An Unforgiving Leader is a Short Leader
There are many who never grow, but rather are trapped professionally, personally and spiritually because “Jimmy has not/is not treating me right.”
Questions for Your Prayer Time
So you have been hurt. What was Jesus doing in that situation for you? How was He growing you, helping you and supporting you? What was His purpose in allowing the wrong to come? What would He have you do now? Ask Him. He will answer.
This message from Rob Bell was suggested by one of our pastors. A thoughtful message about dealing with the pain of leadership.
Death by Paper Cuts
My aunt used to say, “I am busier than a one-eyed cat watching two mouse holes.”

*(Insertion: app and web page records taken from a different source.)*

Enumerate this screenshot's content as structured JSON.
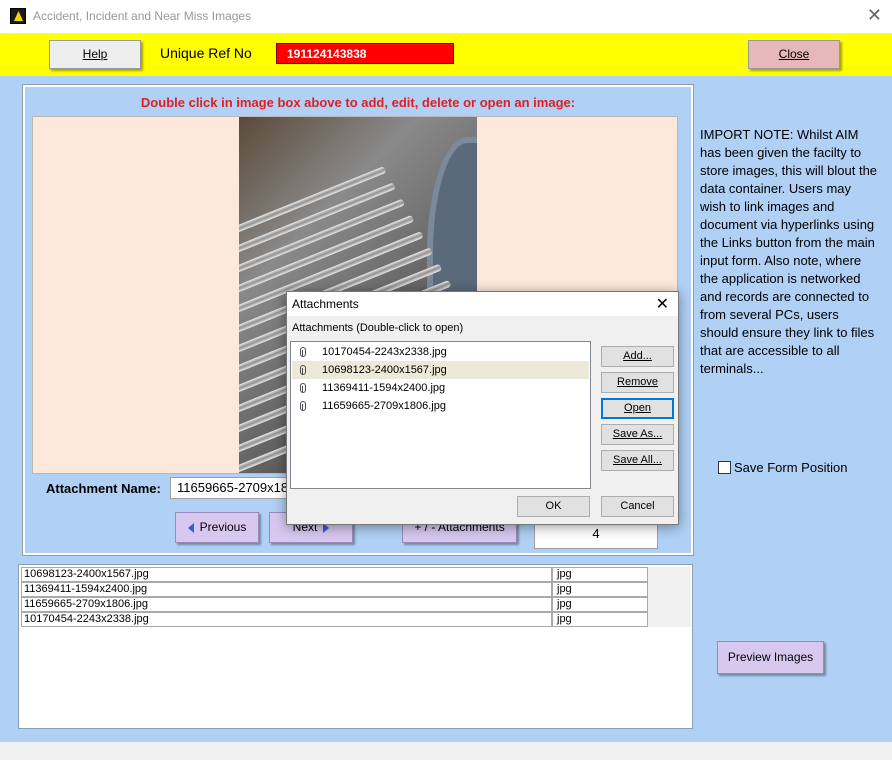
{
  "window": {
    "title": "Accident, Incident and Near Miss Images",
    "close_glyph": "✕"
  },
  "header": {
    "help_label": "Help",
    "ref_label": "Unique Ref No",
    "ref_value": "191124143838",
    "close_label": "Close",
    "colors": {
      "header_bg": "#ffff00",
      "ref_bg": "#ff0000",
      "close_btn_bg": "#e6b8b8"
    }
  },
  "image_panel": {
    "instruction": "Double click in image box above to add, edit, delete or open an image:",
    "attachment_name_label": "Attachment Name:",
    "attachment_name_value": "11659665-2709x1806.jpg",
    "previous_label": "Previous",
    "next_label": "Next",
    "attachments_label": "+ / -  Attachments",
    "count": "4"
  },
  "image_list": {
    "rows": [
      {
        "name": "10698123-2400x1567.jpg",
        "ext": "jpg"
      },
      {
        "name": "11369411-1594x2400.jpg",
        "ext": "jpg"
      },
      {
        "name": "11659665-2709x1806.jpg",
        "ext": "jpg"
      },
      {
        "name": "10170454-2243x2338.jpg",
        "ext": "jpg"
      }
    ]
  },
  "notice": "IMPORT NOTE:  Whilst AIM has been given the facilty to store images, this will blout the data container. Users may wish to link images and document via hyperlinks using the Links button from the main input form.  Also note, where the application is networked and records are connected to from several PCs, users should ensure they link to files that are accessible to all terminals...",
  "save_form_position": {
    "label": "Save Form Position",
    "checked": false
  },
  "preview_label": "Preview Images",
  "dialog": {
    "title": "Attachments",
    "close_glyph": "✕",
    "subtitle": "Attachments (Double-click to open)",
    "files": [
      "10170454-2243x2338.jpg",
      "10698123-2400x1567.jpg",
      "11369411-1594x2400.jpg",
      "11659665-2709x1806.jpg"
    ],
    "selected_index": 1,
    "buttons": {
      "add": "Add...",
      "remove": "Remove",
      "open": "Open",
      "save_as": "Save As...",
      "save_all": "Save All...",
      "ok": "OK",
      "cancel": "Cancel"
    }
  },
  "icons": {
    "app": "app-hazard-icon",
    "attachment": "paperclip-icon",
    "prev": "arrow-left-icon",
    "next": "arrow-right-icon"
  }
}
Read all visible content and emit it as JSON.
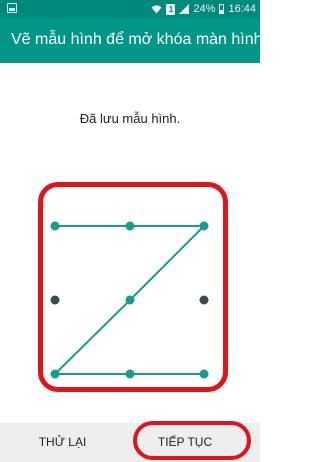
{
  "status_bar": {
    "battery_percent": "24%",
    "time": "16:44",
    "sim_label": "1",
    "icons": [
      "notification-icon",
      "wifi-icon",
      "sim-icon",
      "signal-icon",
      "battery-icon"
    ]
  },
  "app_bar": {
    "title": "Vẽ mẫu hình để mở khóa màn hình",
    "background": "#029688"
  },
  "message": "Đã lưu mẫu hình.",
  "pattern": {
    "selected_sequence": [
      1,
      2,
      3,
      5,
      7,
      8,
      9
    ],
    "unselected_dots": [
      4,
      6
    ],
    "line_color": "#1a9b8d",
    "dot_active_color": "#1a9b8d",
    "dot_inactive_color": "#3a4a54",
    "highlight_color": "#e0141c"
  },
  "buttons": {
    "retry_label": "THỬ LẠI",
    "continue_label": "TIẾP TỤC"
  }
}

Multiple project management is an important skill in pastoral leadership. Success in ministry is linked closely with the ability to be aware of and evenly move forward multiple projects over the course of a day, week, or month. Being a wonderful preacher means very little if you cannot look forward to and prepare for a successful nominating committee, while at the same time carry forward the chairing of the church board, plan for the upcoming evangelism meetings, and perhaps a wedding, and prayer meetings, and elders’ meetings, while keeping up with visiting and a host of other small projects.
Simple habits and an easily accessible organizational system are absolutely necessary. Sadly almost no one is intentionally taught how to successfuly manage multiple projects. Getting Things Done (GTD) by David Allen is the best solution I have found. It is a simple, intuitive system with a sound philosophy that can free you up to be your best as a pastor and leader. I have used this system for many years now and find it an indispensable tool in pastoral leadership. Please see the link below to the Kindle book and the Audible book. The Audible book is abridged to just 2 hours 49 minutes (the unabridged audio book is also available at Audible).
BONUS FOR KS-NE PASTORS
Lynda.com also has a excellent video seminar on the GTD system by David Allen himself. If you are a pastor of the KS-NE Conference and would like to take the video seminar. I can make it available to you for a very limited time (the next two weeks). Let me know of your desire to take the course be emailing me at at email@example.com and I will get you hooked up. You can view the first video at Lynda.com and see the course outline at the link below. The video seminar takes less than an hour to complete.